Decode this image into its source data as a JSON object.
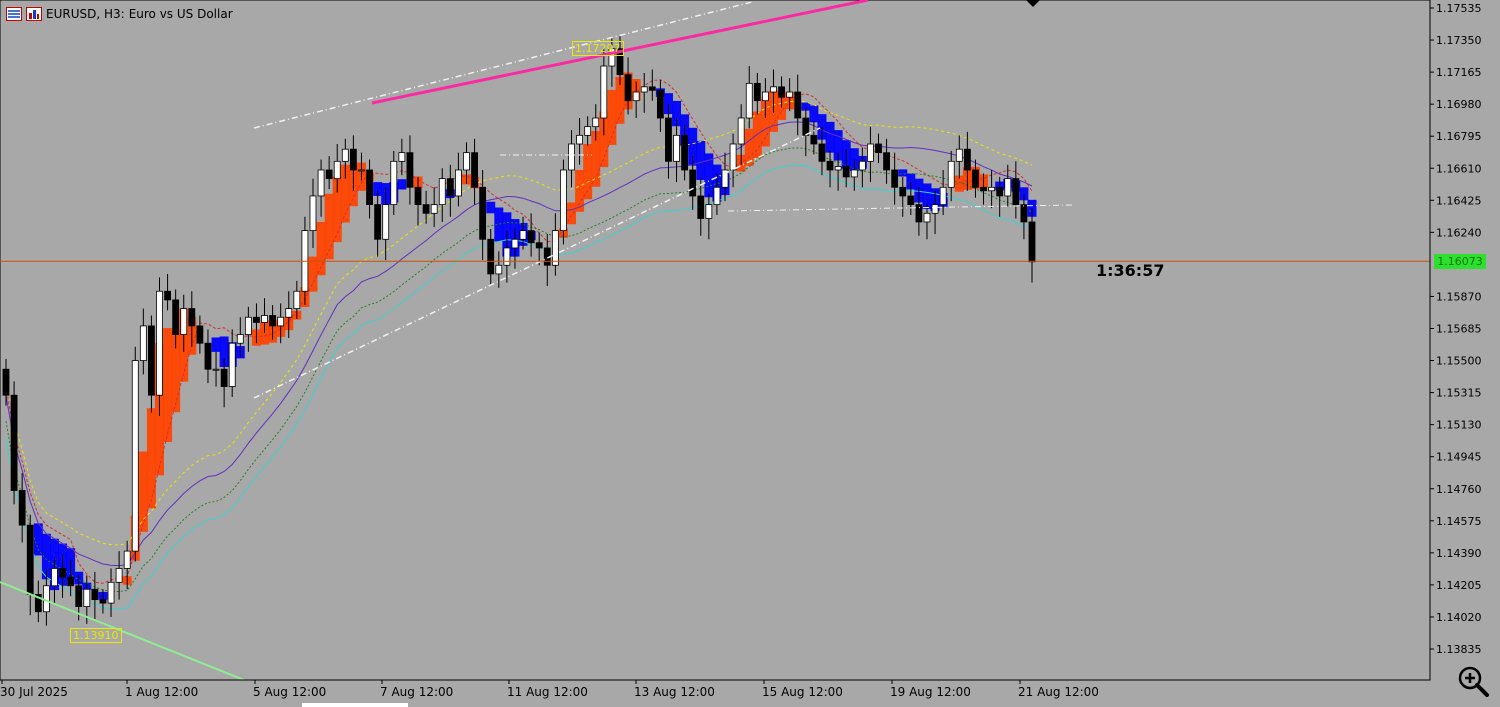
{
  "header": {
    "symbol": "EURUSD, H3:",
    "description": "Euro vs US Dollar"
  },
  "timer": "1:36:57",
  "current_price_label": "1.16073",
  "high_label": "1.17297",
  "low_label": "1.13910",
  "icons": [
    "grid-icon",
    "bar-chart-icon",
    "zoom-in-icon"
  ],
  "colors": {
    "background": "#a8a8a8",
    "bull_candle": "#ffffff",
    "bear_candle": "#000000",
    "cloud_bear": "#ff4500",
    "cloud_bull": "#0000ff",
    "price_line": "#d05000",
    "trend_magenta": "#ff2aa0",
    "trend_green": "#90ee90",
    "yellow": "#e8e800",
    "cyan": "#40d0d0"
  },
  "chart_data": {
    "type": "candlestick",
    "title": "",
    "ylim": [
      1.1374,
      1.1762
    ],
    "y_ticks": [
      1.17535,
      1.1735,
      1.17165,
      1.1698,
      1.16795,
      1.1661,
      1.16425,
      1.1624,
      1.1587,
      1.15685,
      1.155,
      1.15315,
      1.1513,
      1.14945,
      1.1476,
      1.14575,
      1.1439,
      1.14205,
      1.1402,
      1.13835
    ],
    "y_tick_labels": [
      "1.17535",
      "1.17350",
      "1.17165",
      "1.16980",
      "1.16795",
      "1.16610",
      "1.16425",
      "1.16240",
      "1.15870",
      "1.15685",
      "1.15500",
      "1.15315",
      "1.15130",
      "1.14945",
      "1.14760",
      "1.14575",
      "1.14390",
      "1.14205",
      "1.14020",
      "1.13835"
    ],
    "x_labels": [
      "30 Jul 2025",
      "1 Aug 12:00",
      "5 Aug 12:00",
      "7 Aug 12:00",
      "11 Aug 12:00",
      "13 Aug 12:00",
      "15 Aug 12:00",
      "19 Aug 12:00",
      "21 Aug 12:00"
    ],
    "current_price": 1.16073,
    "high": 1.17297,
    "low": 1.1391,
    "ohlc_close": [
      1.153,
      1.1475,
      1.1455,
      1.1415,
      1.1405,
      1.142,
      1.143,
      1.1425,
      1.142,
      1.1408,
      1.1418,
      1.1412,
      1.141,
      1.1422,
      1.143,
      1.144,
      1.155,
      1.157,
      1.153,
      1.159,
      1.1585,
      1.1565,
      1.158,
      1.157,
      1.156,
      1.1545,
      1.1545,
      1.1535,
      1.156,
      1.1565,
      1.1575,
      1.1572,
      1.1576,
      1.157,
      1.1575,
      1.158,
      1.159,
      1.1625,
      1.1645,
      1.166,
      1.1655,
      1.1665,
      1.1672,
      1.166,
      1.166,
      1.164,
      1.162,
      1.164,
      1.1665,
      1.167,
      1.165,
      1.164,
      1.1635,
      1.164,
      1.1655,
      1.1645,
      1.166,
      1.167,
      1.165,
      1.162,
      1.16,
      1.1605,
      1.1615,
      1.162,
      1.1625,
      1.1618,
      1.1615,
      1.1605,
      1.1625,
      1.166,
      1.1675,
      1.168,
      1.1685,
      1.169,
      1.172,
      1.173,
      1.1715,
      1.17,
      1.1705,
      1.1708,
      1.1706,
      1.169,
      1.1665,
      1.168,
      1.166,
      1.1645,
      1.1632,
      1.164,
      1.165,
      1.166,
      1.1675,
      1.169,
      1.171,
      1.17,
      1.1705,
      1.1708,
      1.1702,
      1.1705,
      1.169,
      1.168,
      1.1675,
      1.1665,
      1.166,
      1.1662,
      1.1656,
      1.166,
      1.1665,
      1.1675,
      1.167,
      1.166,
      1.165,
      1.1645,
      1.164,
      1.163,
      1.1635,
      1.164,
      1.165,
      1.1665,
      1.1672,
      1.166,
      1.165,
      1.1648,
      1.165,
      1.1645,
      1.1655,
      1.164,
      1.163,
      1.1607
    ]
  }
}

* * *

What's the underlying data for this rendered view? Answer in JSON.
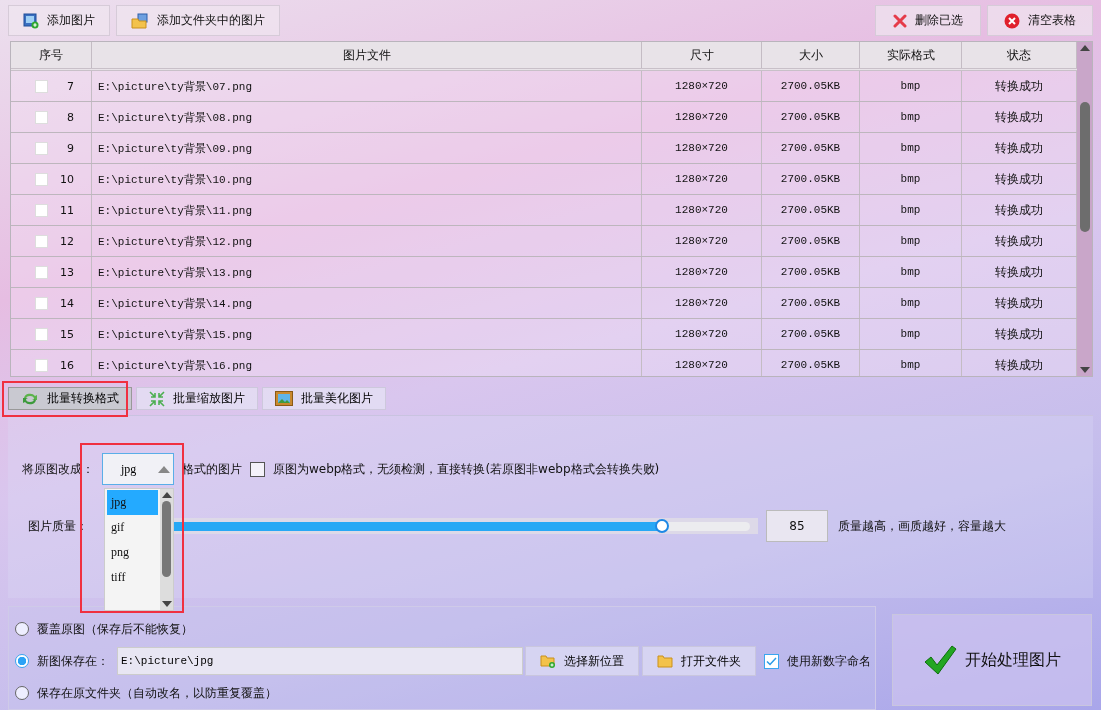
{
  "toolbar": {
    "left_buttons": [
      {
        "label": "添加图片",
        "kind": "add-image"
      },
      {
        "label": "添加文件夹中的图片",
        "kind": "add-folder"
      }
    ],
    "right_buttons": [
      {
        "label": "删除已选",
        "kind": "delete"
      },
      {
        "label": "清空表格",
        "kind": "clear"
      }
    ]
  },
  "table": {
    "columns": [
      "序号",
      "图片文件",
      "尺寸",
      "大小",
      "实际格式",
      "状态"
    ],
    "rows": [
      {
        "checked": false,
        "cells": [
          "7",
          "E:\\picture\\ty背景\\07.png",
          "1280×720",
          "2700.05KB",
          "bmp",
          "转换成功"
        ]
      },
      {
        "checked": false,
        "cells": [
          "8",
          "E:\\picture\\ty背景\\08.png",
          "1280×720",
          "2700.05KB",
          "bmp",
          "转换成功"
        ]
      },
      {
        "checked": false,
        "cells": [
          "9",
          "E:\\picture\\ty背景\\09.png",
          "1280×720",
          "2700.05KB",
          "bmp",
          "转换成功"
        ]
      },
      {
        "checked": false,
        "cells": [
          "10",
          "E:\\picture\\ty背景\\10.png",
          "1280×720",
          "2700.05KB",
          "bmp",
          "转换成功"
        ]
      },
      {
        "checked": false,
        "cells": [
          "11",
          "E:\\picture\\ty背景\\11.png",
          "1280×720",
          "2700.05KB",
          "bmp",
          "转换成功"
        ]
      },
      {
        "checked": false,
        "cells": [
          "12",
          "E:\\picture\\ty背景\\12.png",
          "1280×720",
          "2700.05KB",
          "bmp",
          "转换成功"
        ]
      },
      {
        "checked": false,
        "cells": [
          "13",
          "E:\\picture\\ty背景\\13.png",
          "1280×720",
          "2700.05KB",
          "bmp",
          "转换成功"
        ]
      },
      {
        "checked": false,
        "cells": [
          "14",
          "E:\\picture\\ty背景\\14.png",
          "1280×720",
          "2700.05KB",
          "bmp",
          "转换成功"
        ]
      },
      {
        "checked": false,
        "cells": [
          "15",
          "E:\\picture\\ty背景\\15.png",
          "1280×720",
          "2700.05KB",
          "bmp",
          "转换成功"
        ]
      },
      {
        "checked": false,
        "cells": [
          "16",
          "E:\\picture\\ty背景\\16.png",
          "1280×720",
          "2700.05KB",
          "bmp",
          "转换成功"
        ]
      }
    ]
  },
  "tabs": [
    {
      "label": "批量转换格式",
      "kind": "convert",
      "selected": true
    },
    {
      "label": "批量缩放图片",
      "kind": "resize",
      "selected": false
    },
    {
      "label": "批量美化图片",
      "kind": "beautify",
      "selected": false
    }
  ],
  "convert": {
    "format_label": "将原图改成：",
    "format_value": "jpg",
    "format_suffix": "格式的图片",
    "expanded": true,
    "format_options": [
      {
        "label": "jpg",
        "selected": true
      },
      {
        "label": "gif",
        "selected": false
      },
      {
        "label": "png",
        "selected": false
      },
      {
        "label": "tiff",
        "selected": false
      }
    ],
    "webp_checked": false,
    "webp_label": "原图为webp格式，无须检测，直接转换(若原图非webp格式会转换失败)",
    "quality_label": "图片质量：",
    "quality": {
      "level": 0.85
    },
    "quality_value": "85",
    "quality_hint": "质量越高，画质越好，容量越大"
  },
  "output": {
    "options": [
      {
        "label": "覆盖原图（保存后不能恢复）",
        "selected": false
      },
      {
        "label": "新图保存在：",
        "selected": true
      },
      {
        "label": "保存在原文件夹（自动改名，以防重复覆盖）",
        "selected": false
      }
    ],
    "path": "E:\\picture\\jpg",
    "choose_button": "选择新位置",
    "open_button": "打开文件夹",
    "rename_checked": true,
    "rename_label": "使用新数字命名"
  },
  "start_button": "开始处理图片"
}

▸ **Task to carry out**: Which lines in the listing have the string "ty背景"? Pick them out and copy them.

▸ **Completed exercise**:
          "E:\\picture\\ty背景\\07.png",
          "E:\\picture\\ty背景\\08.png",
          "E:\\picture\\ty背景\\09.png",
          "E:\\picture\\ty背景\\10.png",
          "E:\\picture\\ty背景\\11.png",
          "E:\\picture\\ty背景\\12.png",
          "E:\\picture\\ty背景\\13.png",
          "E:\\picture\\ty背景\\14.png",
          "E:\\picture\\ty背景\\15.png",
          "E:\\picture\\ty背景\\16.png",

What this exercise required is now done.